[DATA FOR ANALYSIS — start]

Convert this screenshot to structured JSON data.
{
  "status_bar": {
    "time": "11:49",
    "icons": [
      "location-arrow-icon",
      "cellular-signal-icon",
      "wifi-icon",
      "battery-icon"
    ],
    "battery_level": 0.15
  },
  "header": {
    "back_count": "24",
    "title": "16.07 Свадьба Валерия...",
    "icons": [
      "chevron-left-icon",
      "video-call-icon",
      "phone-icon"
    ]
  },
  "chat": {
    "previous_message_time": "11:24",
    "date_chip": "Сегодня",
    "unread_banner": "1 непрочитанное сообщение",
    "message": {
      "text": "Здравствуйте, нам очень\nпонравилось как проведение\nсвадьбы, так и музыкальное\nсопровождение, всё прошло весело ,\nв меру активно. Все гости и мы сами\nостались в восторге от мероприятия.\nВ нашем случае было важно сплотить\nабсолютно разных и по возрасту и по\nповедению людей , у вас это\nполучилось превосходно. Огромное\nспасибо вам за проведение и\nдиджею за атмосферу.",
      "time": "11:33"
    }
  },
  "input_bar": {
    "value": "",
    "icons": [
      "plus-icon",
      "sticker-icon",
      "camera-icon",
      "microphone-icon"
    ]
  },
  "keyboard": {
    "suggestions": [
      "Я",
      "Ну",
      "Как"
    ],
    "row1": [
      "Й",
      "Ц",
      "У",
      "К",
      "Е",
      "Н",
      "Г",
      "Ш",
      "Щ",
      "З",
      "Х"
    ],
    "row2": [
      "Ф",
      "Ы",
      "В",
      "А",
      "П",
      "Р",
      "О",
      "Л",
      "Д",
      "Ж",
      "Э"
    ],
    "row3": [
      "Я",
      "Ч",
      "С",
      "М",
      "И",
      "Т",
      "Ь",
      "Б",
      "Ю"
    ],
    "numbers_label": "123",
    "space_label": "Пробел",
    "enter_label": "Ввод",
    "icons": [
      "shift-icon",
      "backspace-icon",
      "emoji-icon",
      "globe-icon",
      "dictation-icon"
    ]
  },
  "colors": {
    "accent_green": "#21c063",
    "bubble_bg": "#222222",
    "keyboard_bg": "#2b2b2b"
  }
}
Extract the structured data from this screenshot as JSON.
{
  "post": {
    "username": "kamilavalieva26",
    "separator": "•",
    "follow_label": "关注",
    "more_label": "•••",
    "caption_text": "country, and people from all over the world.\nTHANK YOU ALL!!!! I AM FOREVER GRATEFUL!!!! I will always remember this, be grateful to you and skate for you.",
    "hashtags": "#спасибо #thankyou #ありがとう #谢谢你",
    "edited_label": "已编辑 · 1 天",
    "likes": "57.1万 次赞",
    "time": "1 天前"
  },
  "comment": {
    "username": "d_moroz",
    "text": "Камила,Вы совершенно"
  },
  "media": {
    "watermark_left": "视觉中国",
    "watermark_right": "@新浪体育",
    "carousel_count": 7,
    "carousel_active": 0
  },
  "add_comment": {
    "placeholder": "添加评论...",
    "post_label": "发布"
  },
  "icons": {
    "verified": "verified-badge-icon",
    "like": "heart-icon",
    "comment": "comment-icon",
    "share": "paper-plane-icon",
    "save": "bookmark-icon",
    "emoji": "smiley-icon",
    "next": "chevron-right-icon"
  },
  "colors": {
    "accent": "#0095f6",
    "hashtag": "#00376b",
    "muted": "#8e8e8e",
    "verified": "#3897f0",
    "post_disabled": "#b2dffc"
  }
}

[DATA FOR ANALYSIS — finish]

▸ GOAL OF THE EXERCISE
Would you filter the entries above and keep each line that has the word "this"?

▸ TASK RESPONSE
Convert this screenshot to structured JSON data.
Extract the structured data from this screenshot as JSON.
    "caption_text": "country, and people from all over the world.\nTHANK YOU ALL!!!! I AM FOREVER GRATEFUL!!!! I will always remember this, be grateful to you and skate for you.",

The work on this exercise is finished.